§ THE PROBLEM
Every entry should be reproduced word for word.

§ MATERIAL PROVIDED
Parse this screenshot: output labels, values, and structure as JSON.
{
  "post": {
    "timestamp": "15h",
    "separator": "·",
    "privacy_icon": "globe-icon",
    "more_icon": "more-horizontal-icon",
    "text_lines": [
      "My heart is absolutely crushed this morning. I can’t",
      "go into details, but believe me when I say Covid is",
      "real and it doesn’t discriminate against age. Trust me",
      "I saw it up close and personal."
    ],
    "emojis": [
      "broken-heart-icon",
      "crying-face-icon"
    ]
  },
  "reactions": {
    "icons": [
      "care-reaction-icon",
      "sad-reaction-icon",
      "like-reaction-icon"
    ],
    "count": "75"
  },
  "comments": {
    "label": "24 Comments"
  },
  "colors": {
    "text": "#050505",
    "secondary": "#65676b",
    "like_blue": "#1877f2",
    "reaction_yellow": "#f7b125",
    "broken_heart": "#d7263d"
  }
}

§ RESPONSE
Parse this screenshot: output labels, values, and structure as JSON.
{
  "post": {
    "timestamp": "15h",
    "separator": "·",
    "privacy_icon": "globe-icon",
    "more_icon": "more-horizontal-icon",
    "text_lines": [
      "My heart is absolutely crushed this morning. I can’t",
      "go into details, but believe me when I say Covid is",
      "real and it doesn’t discriminate against age. Trust me",
      "I saw it up close and personal."
    ],
    "emojis": [
      "broken-heart-icon",
      "crying-face-icon"
    ]
  },
  "reactions": {
    "icons": [
      "care-reaction-icon",
      "sad-reaction-icon",
      "like-reaction-icon"
    ],
    "count": "75"
  },
  "comments": {
    "label": "24 Comments"
  },
  "colors": {
    "text": "#050505",
    "secondary": "#65676b",
    "like_blue": "#1877f2",
    "reaction_yellow": "#f7b125",
    "broken_heart": "#d7263d"
  }
}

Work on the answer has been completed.